-- DATA FOR PROCESSING follows --
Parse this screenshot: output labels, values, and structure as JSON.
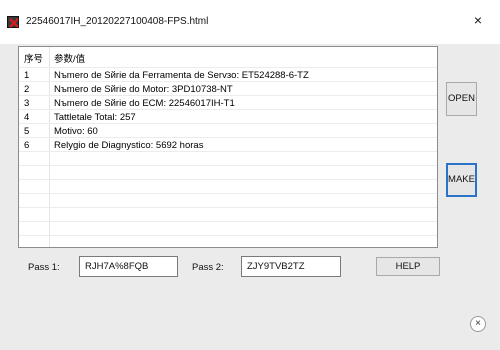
{
  "window": {
    "title": "22546017IH_20120227100408-FPS.html",
    "close_glyph": "×"
  },
  "list": {
    "headers": [
      "序号",
      "参数/值"
    ],
    "rows": [
      {
        "index": "1",
        "value": "Nъmero de Sйrie da Ferramenta de Servзo: ET524288-6-TZ"
      },
      {
        "index": "2",
        "value": "Nъmero de Sйrie do Motor: 3PD10738-NT"
      },
      {
        "index": "3",
        "value": "Nъmero de Sйrie do ECM: 22546017IH-T1"
      },
      {
        "index": "4",
        "value": "Tattletale Total: 257"
      },
      {
        "index": "5",
        "value": "Motivo: 60"
      },
      {
        "index": "6",
        "value": "Relуgio de Diagnуstico: 5692 horas"
      }
    ]
  },
  "buttons": {
    "open": "OPEN",
    "make": "MAKE",
    "help": "HELP"
  },
  "pass1": {
    "label": "Pass 1:",
    "value": "RJH7A%8FQB"
  },
  "pass2": {
    "label": "Pass 2:",
    "value": "ZJY9TVB2TZ"
  },
  "footer": {
    "close_glyph": "×"
  },
  "icons": {
    "app": "app-icon",
    "title_close": "close-icon",
    "footer_close": "close-circle-icon"
  }
}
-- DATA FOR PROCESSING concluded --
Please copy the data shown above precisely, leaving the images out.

TASK SOLUTION.
Parse this screenshot: output labels, values, and structure as JSON.
{
  "window": {
    "title": "22546017IH_20120227100408-FPS.html",
    "close_glyph": "×"
  },
  "list": {
    "headers": [
      "序号",
      "参数/值"
    ],
    "rows": [
      {
        "index": "1",
        "value": "Nъmero de Sйrie da Ferramenta de Servзo: ET524288-6-TZ"
      },
      {
        "index": "2",
        "value": "Nъmero de Sйrie do Motor: 3PD10738-NT"
      },
      {
        "index": "3",
        "value": "Nъmero de Sйrie do ECM: 22546017IH-T1"
      },
      {
        "index": "4",
        "value": "Tattletale Total: 257"
      },
      {
        "index": "5",
        "value": "Motivo: 60"
      },
      {
        "index": "6",
        "value": "Relуgio de Diagnуstico: 5692 horas"
      }
    ]
  },
  "buttons": {
    "open": "OPEN",
    "make": "MAKE",
    "help": "HELP"
  },
  "pass1": {
    "label": "Pass 1:",
    "value": "RJH7A%8FQB"
  },
  "pass2": {
    "label": "Pass 2:",
    "value": "ZJY9TVB2TZ"
  },
  "footer": {
    "close_glyph": "×"
  },
  "icons": {
    "app": "app-icon",
    "title_close": "close-icon",
    "footer_close": "close-circle-icon"
  }
}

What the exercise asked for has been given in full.